What you have to do.
Copy out all the lines in the records that include the word "JSON".

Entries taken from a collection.
# # #
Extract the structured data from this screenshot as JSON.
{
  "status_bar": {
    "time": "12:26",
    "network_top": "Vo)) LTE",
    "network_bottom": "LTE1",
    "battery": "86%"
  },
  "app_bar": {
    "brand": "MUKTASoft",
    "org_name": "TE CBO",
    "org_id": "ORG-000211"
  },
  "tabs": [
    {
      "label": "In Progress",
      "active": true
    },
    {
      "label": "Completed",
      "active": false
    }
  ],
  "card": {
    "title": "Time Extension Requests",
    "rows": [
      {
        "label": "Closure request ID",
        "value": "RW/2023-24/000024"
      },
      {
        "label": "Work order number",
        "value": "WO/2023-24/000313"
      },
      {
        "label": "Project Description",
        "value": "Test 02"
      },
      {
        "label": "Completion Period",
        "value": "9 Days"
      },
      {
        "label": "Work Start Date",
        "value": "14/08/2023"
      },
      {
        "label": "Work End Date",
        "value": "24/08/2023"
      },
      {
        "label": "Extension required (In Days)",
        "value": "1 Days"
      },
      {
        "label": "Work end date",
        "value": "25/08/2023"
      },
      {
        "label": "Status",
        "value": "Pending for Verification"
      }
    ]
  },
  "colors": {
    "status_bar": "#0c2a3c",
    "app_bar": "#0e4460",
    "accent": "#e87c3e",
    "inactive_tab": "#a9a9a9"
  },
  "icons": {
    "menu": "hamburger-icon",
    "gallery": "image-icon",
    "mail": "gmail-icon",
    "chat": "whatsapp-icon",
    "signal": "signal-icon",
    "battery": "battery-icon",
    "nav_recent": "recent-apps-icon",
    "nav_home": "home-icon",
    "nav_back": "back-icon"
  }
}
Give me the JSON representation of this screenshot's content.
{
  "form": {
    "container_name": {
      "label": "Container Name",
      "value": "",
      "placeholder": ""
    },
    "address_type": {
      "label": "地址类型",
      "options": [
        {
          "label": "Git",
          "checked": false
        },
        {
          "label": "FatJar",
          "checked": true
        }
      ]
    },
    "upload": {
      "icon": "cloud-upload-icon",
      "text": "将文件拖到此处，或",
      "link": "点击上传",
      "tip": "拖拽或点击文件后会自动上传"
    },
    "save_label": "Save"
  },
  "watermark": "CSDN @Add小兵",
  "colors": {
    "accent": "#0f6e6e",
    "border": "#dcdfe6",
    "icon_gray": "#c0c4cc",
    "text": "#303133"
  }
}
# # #
Answer.
Extract the structured data from this screenshot as JSON.
Give me the JSON representation of this screenshot's content.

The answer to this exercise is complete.